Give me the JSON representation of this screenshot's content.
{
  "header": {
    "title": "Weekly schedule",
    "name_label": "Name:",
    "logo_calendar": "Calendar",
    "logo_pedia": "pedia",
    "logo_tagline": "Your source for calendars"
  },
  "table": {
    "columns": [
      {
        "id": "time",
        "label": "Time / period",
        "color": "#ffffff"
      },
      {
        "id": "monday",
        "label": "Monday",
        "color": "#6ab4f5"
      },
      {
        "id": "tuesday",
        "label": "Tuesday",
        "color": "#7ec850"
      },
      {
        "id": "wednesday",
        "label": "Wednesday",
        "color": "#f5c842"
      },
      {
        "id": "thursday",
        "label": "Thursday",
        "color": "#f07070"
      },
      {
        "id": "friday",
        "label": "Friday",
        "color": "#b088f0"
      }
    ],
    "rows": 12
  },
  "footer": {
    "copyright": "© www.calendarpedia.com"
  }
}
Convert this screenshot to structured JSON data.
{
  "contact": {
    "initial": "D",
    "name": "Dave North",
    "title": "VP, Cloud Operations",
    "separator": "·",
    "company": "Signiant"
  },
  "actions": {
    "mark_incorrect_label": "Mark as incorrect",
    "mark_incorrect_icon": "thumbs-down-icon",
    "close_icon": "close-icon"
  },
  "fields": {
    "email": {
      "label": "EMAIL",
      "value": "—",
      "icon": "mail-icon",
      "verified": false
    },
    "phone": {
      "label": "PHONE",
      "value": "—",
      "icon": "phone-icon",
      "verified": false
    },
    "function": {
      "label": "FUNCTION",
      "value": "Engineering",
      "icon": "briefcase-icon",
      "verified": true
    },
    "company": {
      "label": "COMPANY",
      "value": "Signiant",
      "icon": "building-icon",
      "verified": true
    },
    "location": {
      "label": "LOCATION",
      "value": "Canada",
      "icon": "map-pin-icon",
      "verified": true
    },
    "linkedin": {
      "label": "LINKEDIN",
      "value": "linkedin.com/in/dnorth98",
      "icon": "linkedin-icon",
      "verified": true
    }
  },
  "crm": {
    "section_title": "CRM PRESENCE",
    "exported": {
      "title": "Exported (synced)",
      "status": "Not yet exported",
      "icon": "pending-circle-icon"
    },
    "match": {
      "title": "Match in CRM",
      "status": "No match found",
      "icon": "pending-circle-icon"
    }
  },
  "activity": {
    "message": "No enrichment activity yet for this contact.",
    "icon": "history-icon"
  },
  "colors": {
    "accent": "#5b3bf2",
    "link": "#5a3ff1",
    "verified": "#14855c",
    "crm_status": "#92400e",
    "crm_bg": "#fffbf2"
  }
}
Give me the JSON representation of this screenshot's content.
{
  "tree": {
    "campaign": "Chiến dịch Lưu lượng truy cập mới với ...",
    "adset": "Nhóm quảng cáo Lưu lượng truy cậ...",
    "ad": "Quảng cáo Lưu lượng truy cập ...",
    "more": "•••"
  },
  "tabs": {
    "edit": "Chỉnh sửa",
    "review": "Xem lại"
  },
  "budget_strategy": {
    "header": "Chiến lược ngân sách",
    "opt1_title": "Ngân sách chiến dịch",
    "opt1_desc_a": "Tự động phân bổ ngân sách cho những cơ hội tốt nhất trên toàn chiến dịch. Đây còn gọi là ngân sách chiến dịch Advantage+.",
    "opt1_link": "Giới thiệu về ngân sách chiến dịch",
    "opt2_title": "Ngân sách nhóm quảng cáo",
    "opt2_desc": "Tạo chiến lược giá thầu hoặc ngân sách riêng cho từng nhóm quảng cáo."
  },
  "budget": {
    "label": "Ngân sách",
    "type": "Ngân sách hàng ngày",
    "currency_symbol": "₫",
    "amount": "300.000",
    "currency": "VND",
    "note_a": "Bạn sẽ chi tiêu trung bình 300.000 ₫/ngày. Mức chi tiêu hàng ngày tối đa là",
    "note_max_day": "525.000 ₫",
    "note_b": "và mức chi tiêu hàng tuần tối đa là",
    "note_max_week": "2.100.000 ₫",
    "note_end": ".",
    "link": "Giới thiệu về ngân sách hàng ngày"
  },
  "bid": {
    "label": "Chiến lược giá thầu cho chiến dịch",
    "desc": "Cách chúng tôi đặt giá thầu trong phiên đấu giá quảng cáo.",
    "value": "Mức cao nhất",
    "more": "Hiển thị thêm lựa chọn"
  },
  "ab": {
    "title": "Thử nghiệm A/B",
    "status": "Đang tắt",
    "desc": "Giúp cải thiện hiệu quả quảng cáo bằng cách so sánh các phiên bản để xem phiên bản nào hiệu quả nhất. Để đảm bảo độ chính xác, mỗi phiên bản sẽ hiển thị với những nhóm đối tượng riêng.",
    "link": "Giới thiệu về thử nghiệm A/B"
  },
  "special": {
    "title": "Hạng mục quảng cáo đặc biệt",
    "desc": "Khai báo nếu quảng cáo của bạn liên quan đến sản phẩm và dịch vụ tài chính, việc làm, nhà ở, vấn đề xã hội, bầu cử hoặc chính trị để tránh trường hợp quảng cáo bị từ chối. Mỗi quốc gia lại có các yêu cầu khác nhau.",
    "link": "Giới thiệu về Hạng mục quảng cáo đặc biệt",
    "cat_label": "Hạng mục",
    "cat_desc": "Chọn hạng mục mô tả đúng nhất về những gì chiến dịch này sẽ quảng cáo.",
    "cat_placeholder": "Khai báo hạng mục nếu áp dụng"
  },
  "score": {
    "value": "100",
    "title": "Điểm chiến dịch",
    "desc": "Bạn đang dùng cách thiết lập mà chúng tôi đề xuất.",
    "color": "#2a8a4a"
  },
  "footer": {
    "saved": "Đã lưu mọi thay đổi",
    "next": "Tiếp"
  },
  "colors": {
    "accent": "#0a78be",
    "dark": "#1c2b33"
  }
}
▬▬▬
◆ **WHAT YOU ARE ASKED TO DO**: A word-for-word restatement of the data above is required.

◆ **OUTPUT FOR THIS EXERCISE**:
Give me the JSON representation of this screenshot's content.
{
  "header": {
    "title": "Weekly schedule",
    "name_label": "Name:",
    "logo_calendar": "Calendar",
    "logo_pedia": "pedia",
    "logo_tagline": "Your source for calendars"
  },
  "table": {
    "columns": [
      {
        "id": "time",
        "label": "Time / period",
        "color": "#ffffff"
      },
      {
        "id": "monday",
        "label": "Monday",
        "color": "#6ab4f5"
      },
      {
        "id": "tuesday",
        "label": "Tuesday",
        "color": "#7ec850"
      },
      {
        "id": "wednesday",
        "label": "Wednesday",
        "color": "#f5c842"
      },
      {
        "id": "thursday",
        "label": "Thursday",
        "color": "#f07070"
      },
      {
        "id": "friday",
        "label": "Friday",
        "color": "#b088f0"
      }
    ],
    "rows": 12
  },
  "footer": {
    "copyright": "© www.calendarpedia.com"
  }
}
Convert this screenshot to structured JSON data.
{
  "contact": {
    "initial": "D",
    "name": "Dave North",
    "title": "VP, Cloud Operations",
    "separator": "·",
    "company": "Signiant"
  },
  "actions": {
    "mark_incorrect_label": "Mark as incorrect",
    "mark_incorrect_icon": "thumbs-down-icon",
    "close_icon": "close-icon"
  },
  "fields": {
    "email": {
      "label": "EMAIL",
      "value": "—",
      "icon": "mail-icon",
      "verified": false
    },
    "phone": {
      "label": "PHONE",
      "value": "—",
      "icon": "phone-icon",
      "verified": false
    },
    "function": {
      "label": "FUNCTION",
      "value": "Engineering",
      "icon": "briefcase-icon",
      "verified": true
    },
    "company": {
      "label": "COMPANY",
      "value": "Signiant",
      "icon": "building-icon",
      "verified": true
    },
    "location": {
      "label": "LOCATION",
      "value": "Canada",
      "icon": "map-pin-icon",
      "verified": true
    },
    "linkedin": {
      "label": "LINKEDIN",
      "value": "linkedin.com/in/dnorth98",
      "icon": "linkedin-icon",
      "verified": true
    }
  },
  "crm": {
    "section_title": "CRM PRESENCE",
    "exported": {
      "title": "Exported (synced)",
      "status": "Not yet exported",
      "icon": "pending-circle-icon"
    },
    "match": {
      "title": "Match in CRM",
      "status": "No match found",
      "icon": "pending-circle-icon"
    }
  },
  "activity": {
    "message": "No enrichment activity yet for this contact.",
    "icon": "history-icon"
  },
  "colors": {
    "accent": "#5b3bf2",
    "link": "#5a3ff1",
    "verified": "#14855c",
    "crm_status": "#92400e",
    "crm_bg": "#fffbf2"
  }
}
Give me the JSON representation of this screenshot's content.
{
  "tree": {
    "campaign": "Chiến dịch Lưu lượng truy cập mới với ...",
    "adset": "Nhóm quảng cáo Lưu lượng truy cậ...",
    "ad": "Quảng cáo Lưu lượng truy cập ...",
    "more": "•••"
  },
  "tabs": {
    "edit": "Chỉnh sửa",
    "review": "Xem lại"
  },
  "budget_strategy": {
    "header": "Chiến lược ngân sách",
    "opt1_title": "Ngân sách chiến dịch",
    "opt1_desc_a": "Tự động phân bổ ngân sách cho những cơ hội tốt nhất trên toàn chiến dịch. Đây còn gọi là ngân sách chiến dịch Advantage+.",
    "opt1_link": "Giới thiệu về ngân sách chiến dịch",
    "opt2_title": "Ngân sách nhóm quảng cáo",
    "opt2_desc": "Tạo chiến lược giá thầu hoặc ngân sách riêng cho từng nhóm quảng cáo."
  },
  "budget": {
    "label": "Ngân sách",
    "type": "Ngân sách hàng ngày",
    "currency_symbol": "₫",
    "amount": "300.000",
    "currency": "VND",
    "note_a": "Bạn sẽ chi tiêu trung bình 300.000 ₫/ngày. Mức chi tiêu hàng ngày tối đa là",
    "note_max_day": "525.000 ₫",
    "note_b": "và mức chi tiêu hàng tuần tối đa là",
    "note_max_week": "2.100.000 ₫",
    "note_end": ".",
    "link": "Giới thiệu về ngân sách hàng ngày"
  },
  "bid": {
    "label": "Chiến lược giá thầu cho chiến dịch",
    "desc": "Cách chúng tôi đặt giá thầu trong phiên đấu giá quảng cáo.",
    "value": "Mức cao nhất",
    "more": "Hiển thị thêm lựa chọn"
  },
  "ab": {
    "title": "Thử nghiệm A/B",
    "status": "Đang tắt",
    "desc": "Giúp cải thiện hiệu quả quảng cáo bằng cách so sánh các phiên bản để xem phiên bản nào hiệu quả nhất. Để đảm bảo độ chính xác, mỗi phiên bản sẽ hiển thị với những nhóm đối tượng riêng.",
    "link": "Giới thiệu về thử nghiệm A/B"
  },
  "special": {
    "title": "Hạng mục quảng cáo đặc biệt",
    "desc": "Khai báo nếu quảng cáo của bạn liên quan đến sản phẩm và dịch vụ tài chính, việc làm, nhà ở, vấn đề xã hội, bầu cử hoặc chính trị để tránh trường hợp quảng cáo bị từ chối. Mỗi quốc gia lại có các yêu cầu khác nhau.",
    "link": "Giới thiệu về Hạng mục quảng cáo đặc biệt",
    "cat_label": "Hạng mục",
    "cat_desc": "Chọn hạng mục mô tả đúng nhất về những gì chiến dịch này sẽ quảng cáo.",
    "cat_placeholder": "Khai báo hạng mục nếu áp dụng"
  },
  "score": {
    "value": "100",
    "title": "Điểm chiến dịch",
    "desc": "Bạn đang dùng cách thiết lập mà chúng tôi đề xuất.",
    "color": "#2a8a4a"
  },
  "footer": {
    "saved": "Đã lưu mọi thay đổi",
    "next": "Tiếp"
  },
  "colors": {
    "accent": "#0a78be",
    "dark": "#1c2b33"
  }
}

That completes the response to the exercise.